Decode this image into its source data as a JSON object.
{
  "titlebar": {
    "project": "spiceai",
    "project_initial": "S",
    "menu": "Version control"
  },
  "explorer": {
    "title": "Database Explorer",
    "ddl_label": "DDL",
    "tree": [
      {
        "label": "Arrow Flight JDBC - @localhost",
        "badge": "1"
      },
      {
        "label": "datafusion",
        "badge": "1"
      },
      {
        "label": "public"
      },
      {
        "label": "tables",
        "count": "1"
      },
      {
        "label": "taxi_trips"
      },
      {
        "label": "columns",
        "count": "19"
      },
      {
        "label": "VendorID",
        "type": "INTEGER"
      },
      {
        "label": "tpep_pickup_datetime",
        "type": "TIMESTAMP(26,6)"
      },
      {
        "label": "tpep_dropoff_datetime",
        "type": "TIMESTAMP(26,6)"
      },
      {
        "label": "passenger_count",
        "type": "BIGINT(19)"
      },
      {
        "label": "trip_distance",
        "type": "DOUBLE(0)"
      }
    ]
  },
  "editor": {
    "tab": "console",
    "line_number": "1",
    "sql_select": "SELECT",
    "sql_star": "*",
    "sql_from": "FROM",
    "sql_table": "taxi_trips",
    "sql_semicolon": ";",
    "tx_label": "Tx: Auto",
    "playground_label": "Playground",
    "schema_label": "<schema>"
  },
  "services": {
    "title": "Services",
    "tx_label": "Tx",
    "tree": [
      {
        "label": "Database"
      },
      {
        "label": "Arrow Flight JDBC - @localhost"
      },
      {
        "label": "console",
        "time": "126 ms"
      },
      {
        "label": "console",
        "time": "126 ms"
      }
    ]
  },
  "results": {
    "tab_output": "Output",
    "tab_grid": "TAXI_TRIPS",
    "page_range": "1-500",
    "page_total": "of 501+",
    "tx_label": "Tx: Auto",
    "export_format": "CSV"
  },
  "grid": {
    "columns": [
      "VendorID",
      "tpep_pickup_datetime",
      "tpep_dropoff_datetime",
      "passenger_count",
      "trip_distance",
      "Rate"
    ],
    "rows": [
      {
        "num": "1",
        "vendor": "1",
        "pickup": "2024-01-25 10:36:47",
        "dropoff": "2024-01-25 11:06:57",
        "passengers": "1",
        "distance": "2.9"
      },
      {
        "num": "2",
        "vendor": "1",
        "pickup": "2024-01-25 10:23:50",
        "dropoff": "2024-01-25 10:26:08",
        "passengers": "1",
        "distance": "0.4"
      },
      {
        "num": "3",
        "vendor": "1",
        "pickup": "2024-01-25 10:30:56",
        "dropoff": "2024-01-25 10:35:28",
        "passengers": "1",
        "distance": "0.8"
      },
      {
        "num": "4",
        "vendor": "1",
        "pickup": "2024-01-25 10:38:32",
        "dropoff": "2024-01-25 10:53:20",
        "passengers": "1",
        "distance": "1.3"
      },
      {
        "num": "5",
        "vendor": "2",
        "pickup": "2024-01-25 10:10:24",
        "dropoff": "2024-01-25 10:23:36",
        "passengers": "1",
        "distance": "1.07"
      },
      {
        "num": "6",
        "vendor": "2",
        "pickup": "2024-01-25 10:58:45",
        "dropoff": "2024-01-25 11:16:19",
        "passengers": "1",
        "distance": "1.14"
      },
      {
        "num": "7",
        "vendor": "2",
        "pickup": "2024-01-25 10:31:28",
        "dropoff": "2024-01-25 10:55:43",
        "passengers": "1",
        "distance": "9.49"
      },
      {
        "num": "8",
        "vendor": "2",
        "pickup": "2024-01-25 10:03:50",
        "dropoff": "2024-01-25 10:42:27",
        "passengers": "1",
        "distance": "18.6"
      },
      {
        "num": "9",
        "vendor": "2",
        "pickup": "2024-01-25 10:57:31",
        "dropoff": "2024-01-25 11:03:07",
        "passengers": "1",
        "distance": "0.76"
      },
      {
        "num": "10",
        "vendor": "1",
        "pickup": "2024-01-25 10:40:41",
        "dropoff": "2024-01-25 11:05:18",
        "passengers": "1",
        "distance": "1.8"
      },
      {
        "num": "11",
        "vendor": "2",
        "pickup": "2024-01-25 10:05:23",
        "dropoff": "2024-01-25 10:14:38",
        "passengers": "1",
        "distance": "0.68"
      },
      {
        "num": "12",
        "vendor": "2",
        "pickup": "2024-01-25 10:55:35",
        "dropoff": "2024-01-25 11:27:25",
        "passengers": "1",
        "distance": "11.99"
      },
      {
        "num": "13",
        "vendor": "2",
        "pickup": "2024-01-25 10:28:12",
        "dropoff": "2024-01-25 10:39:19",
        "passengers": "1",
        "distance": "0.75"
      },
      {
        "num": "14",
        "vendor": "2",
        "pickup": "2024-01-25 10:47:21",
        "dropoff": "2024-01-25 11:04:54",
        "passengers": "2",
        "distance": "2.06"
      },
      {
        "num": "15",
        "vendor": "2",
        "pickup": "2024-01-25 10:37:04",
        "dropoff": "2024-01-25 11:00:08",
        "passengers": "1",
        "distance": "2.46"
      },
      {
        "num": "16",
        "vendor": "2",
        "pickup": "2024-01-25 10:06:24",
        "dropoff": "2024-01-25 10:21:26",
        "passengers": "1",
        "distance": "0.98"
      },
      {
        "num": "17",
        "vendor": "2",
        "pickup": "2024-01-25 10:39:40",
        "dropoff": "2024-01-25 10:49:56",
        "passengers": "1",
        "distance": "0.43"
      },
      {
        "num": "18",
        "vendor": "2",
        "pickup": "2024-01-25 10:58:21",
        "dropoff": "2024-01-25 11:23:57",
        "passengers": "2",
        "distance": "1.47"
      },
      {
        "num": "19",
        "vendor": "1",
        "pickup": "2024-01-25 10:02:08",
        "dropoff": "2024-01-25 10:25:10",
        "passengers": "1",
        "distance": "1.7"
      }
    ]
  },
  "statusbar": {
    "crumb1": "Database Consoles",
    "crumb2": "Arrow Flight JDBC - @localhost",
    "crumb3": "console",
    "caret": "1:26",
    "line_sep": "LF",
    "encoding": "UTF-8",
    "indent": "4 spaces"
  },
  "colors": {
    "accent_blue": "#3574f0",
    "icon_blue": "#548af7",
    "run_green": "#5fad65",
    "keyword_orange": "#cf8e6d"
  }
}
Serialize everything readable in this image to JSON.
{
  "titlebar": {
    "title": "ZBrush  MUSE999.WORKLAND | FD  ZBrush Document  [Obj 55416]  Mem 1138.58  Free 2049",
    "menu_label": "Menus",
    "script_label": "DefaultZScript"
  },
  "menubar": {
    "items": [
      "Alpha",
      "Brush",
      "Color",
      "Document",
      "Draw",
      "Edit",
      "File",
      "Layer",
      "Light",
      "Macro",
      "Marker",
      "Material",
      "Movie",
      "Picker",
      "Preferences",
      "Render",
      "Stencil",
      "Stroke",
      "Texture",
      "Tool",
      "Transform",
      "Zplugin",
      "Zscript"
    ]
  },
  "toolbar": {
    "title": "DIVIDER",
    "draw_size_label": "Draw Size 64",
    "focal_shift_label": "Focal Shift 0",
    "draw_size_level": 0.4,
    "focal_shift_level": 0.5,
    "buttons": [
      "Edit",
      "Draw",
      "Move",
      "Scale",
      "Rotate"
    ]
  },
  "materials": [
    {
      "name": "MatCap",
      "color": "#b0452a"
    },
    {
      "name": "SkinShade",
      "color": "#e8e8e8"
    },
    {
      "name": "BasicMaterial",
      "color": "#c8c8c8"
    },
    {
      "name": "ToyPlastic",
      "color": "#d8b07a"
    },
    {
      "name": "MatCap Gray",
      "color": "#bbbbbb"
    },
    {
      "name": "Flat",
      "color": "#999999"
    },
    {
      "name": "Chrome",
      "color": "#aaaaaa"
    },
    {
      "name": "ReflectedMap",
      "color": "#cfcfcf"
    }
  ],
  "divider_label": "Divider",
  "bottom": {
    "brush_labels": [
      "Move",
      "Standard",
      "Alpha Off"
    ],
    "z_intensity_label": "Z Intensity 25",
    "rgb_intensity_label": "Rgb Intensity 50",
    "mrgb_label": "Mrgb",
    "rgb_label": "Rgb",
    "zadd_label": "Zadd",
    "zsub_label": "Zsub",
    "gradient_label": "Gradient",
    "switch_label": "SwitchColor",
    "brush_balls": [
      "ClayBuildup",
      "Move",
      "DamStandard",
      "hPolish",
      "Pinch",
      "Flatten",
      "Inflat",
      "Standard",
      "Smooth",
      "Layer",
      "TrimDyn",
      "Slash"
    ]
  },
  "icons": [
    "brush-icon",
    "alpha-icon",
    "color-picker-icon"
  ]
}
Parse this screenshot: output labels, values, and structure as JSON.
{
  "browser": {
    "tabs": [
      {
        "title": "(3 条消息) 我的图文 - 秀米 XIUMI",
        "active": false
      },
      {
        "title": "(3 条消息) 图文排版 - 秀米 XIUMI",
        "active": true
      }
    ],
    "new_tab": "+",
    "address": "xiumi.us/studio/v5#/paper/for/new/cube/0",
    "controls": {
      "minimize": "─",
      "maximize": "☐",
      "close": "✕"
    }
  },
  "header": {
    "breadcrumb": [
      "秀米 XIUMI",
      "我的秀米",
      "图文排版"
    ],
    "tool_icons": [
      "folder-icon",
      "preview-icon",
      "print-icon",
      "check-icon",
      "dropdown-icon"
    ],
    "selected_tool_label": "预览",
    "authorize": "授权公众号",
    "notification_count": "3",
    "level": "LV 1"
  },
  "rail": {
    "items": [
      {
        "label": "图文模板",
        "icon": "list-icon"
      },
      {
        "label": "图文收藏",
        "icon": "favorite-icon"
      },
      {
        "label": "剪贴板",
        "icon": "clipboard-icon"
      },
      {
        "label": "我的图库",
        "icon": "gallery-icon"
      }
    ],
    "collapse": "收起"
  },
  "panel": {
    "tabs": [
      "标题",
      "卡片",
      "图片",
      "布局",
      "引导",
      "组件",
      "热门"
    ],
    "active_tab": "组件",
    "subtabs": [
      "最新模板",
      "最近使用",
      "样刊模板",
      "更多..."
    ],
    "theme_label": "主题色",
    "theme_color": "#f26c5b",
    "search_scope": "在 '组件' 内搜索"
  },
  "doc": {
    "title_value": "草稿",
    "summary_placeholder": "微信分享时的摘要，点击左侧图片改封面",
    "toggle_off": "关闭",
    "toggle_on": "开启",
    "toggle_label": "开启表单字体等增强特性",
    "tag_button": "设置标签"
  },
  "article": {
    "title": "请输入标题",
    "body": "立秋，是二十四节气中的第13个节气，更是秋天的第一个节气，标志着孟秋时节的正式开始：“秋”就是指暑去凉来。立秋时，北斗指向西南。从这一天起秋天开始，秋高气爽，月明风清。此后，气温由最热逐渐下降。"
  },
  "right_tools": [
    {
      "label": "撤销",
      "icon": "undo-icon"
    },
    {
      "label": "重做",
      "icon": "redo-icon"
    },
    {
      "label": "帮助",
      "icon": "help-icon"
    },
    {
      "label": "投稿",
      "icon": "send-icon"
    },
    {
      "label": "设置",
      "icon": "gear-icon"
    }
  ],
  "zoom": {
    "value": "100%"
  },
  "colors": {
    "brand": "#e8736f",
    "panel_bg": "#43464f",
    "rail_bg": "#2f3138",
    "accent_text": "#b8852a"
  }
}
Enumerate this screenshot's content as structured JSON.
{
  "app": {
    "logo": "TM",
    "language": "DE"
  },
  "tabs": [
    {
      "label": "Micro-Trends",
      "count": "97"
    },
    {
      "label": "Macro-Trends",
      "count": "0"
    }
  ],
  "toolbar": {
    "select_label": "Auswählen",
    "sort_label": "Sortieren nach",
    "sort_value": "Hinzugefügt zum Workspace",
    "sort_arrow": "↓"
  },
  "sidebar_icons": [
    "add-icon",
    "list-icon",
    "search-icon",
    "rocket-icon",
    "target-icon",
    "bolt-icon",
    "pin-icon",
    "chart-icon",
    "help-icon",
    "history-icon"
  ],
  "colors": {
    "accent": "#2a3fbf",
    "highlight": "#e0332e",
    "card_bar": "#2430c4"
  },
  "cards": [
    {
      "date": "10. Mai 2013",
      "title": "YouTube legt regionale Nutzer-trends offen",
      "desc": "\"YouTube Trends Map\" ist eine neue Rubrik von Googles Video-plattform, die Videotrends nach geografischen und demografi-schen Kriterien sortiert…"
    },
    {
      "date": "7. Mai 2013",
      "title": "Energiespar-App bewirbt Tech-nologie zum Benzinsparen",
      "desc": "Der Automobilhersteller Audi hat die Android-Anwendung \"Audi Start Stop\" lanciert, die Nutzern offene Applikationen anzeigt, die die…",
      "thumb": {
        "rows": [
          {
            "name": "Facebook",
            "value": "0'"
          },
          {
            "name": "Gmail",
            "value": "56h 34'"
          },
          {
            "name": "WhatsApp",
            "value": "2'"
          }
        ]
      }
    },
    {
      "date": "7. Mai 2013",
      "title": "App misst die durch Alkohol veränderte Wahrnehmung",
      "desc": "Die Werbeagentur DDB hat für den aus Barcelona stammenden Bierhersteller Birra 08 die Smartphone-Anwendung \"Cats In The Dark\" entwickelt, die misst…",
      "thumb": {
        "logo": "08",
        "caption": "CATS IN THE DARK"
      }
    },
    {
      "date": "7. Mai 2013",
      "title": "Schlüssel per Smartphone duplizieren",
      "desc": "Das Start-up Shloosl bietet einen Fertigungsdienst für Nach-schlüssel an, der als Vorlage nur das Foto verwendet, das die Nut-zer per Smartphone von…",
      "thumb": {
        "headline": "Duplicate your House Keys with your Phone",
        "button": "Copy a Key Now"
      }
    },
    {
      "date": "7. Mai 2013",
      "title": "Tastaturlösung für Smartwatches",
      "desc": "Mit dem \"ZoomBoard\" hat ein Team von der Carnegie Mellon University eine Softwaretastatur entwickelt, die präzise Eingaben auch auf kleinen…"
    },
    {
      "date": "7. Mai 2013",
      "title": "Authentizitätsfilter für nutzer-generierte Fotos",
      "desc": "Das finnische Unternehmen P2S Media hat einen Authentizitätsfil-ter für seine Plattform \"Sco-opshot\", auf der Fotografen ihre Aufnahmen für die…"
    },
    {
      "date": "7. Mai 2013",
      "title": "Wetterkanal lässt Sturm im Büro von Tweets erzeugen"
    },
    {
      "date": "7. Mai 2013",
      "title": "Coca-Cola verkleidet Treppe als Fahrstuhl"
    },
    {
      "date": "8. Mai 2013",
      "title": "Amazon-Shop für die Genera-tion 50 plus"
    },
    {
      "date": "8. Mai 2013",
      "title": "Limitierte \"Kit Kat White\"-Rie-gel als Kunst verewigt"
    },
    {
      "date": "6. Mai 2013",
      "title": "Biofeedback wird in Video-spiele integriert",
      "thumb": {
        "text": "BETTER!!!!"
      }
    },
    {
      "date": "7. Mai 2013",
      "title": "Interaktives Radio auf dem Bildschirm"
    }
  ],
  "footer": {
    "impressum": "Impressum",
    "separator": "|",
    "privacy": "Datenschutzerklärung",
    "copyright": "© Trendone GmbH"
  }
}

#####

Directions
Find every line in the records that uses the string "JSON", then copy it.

Answer for this exercise
Decode this image into its source data as a JSON object.
Serialize everything readable in this image to JSON.
Parse this screenshot: output labels, values, and structure as JSON.
Enumerate this screenshot's content as structured JSON.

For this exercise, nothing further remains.